Casey at the Bench
Samuel Alito's controversial abortion ruling

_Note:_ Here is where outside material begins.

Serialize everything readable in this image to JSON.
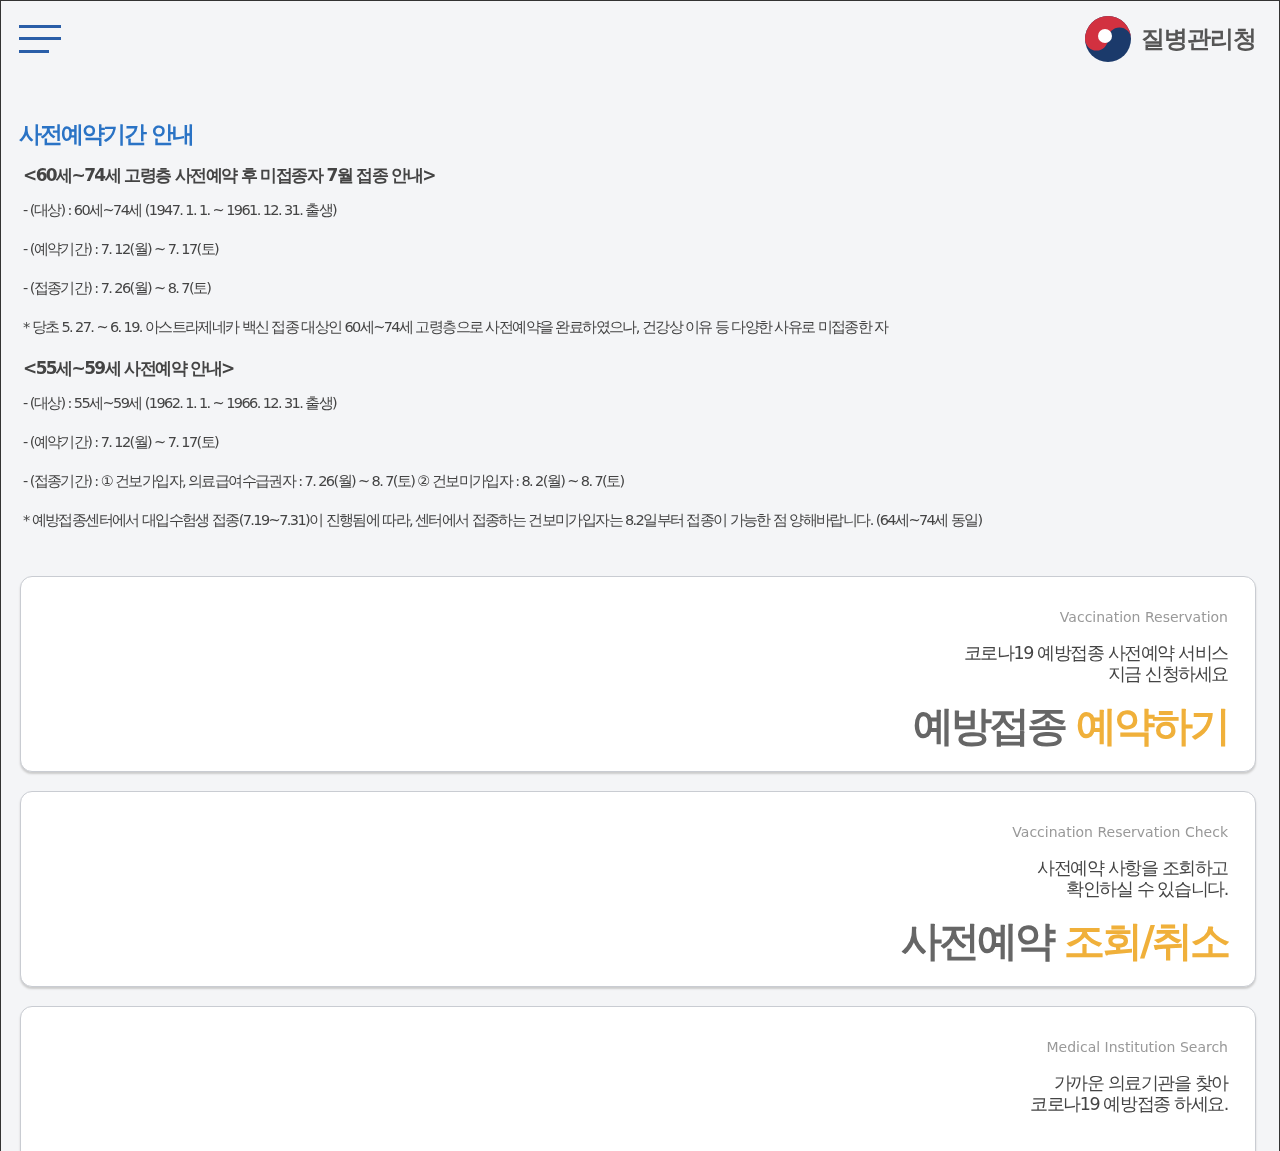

While new Supreme Court nominee Samuel Alito seems to enjoy a great deal of respect across the political spectrum, the effort to paint him as an ogre who would plunge us back into the Dark Ages has already begun. Much of this effort has focused on Alito's 1991 vote on the Third Circuit Court of Appeals in Planned Parenthood v. Casey: dissenting from the other two judges on the panel, Alito voted to uphold Pennsylvania's law requiring a married woman to notify her husband before having an abortion. That provision was later struck down by the Supreme Court. Let's clear something up: Just because Alito voted to uphold this law doesn't necessarily mean he agreed with it, only that he concluded it was constitutional. In his dissent, he based this conclusion on a meticulous analysis of the standard set down by Sandra Day O'Connor to determine whether an abortion regulation imposed an "undue burden" on the woman. He did not use his dissent as a platform to attack Roe v. Wade. Overall, Alito's record does not suggest that he is a zealot who would put ideology above the Constitution and judicial precedent. But what if Alito did personally approve of the Pennsylvania law? "The thought of elevating the judge who endorsed this patriarchal provision to the nation's top court is enough to drive me to drink," fulminatesPhiladelphia Daily News columnist Jill Porter. In Slate, William Saletan accuses Alito of treating women like girls who need permission from an authority figure to exercise a right. Yet the statute did not require a husband's consent to an abortion. It didn't even require the clinic to notify the husband. The woman simply had to sign a form attesting that she had told her husband about the abortion or that she qualified for an exemption for one of several reasons including domestic violence and rape. (This has not kept Porter and others from asserting that Alito's ruling would have imperiled battered women.) In theory, the woman could be prosecuted later for making a false statement. In practice, the law was essentially unenforceable, serving mainly as a symbolic reminder of the woman's moral obligation to inform her husband. Is this about a husband's "ownership" of his wife's body, or is there a more complex issue at stake? In this case, the woman is carrying a fetus to which the man contributed half of the DNA. If her husband is aware of the pregnancy, he may well regard the fetus as his unborn child, not just a lump of cells—much the way the mother does if she plans to carry it to term. Husband notification looks like an affirmation of patriarchal authority to some; to others, excluding the husband from the decision looks like glaring gender inequality. And yet, despite the man's contribution to the pregnancy, it's the woman who undergoes the medical procedure. All this makes notification a wrenching issue. (This is equally true for unmarried fathers; but the law's focus on husbands may have been partly pragmatic, since the partner of a pregnant single woman may not be easy to identify.) Despite claims that Alito's position places him "out of the mainstream," polls show that more than 70 percent of Americans believe a woman's husband or partner should be notified before she has an abortion. Now-retired Drexel University sociologist Arthur Shostak, who has written about men's experiences with abortion, told me in an interview several years ago that, while pro-choice, he felt that a man should have an opportunity to "plead his case" if he wants the woman to have his child. Am I advocating husband notification laws? No. If I were a legislator, I'm not sure how I'd vote on this. My point is that favoring a fairly toothless law which tells wives to notify their husbands before having an abortion does not make a man a Neanderthal or a patriarchal oppressor. When a man and a woman enter a potentially procreative relationship, they surrender part of their autonomy. Men certainly do: While a woman can choose abortion, a man has no choice to opt out of parenthood after conception. (It's also worth noting that while spousal consent for vasectomies is not mandated legally, it is required by many doctors). Women, at the very least, have the moral obligation to include their partner in any decision regarding pregnancy, barring special circumstances such as abuse. It will be unfortunate if the attacks on Alito's ruling send the opposite message by suggesting that making a unilateral decision on this issue is a matter of female autonomy.